My voice is quiet when I tell her. “I don’t hate you.”
Clara stares at me. Her shoulders slowly lower from their defensive hunch. She shakes her head. “No, you don’t. But you’re scared of me. I know you are.”
“Not yet.” I beg. “I’m not saying don’t do it. But not yet. Once you stop going for your injections, you’re a criminal. I can’t have you over for lunch. And it’s quite possible you’ll have me for lunch.”
Clara looks up at the concrete colored sky. She stares at it, silently. Then she sighs. “All right. Not yet. But soon. Unless there’s some major breakthrough with the cure. Otherwise, I’m leaving in three months.”
She strides over to me, and I flinch as she grabs my chin. Her hands are small, and cold as death. She runs one finger over the bruise on my face, my prize for trying to fight the restaurant manager. I hiss as she does it. It hurts. Clara makes a face. “It’s purpling already. You look awful. Maybe people will think you're the zombie, now.”
“Oh, bite me.”
She laughs, quietly. “Not today.”
I realize suddenly, how hungry I still am. I ask, “Hey, you want to go get some ice cream?”
“You just had a milkshake.”
“And as you recall, I wasn’t able to finish it. I’m craving something sweet.”
Clara’s eyebrows furrow together.

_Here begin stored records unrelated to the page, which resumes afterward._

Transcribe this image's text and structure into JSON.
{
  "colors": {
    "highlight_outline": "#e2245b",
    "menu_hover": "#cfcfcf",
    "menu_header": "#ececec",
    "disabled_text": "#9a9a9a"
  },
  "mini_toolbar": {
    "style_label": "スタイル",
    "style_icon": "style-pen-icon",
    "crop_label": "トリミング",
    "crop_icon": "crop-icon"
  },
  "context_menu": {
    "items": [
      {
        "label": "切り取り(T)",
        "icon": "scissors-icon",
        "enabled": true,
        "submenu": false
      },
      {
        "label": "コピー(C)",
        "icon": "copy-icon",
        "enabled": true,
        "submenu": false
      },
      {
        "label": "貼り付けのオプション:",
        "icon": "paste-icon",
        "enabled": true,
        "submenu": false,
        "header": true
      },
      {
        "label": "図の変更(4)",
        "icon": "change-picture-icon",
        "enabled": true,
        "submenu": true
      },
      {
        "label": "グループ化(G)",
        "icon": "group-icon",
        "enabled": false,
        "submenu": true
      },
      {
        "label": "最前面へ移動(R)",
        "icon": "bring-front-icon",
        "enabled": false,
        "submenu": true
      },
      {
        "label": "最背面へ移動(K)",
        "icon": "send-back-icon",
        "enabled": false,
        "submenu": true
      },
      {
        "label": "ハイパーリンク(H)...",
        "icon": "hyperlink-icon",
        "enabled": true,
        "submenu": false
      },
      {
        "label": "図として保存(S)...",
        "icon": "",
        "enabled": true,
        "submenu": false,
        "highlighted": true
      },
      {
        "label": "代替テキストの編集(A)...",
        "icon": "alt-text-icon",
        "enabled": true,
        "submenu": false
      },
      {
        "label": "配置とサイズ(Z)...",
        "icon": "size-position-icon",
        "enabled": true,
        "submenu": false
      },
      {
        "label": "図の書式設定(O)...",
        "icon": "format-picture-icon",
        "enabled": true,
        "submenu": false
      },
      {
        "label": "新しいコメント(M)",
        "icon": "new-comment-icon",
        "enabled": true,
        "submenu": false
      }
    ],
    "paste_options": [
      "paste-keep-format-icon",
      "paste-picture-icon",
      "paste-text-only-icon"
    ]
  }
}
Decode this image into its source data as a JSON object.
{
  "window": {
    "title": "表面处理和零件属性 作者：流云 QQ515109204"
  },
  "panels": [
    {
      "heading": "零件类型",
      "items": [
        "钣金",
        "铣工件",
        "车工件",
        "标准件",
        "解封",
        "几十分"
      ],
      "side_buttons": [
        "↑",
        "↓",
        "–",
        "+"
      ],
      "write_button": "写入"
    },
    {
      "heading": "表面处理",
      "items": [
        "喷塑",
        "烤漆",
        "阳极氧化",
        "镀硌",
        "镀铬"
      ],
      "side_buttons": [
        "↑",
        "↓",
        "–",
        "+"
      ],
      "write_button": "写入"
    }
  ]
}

She grins. “Me too, actually.” More than flesh, at the moment.”
“Well, then,” I say, “let’s go.”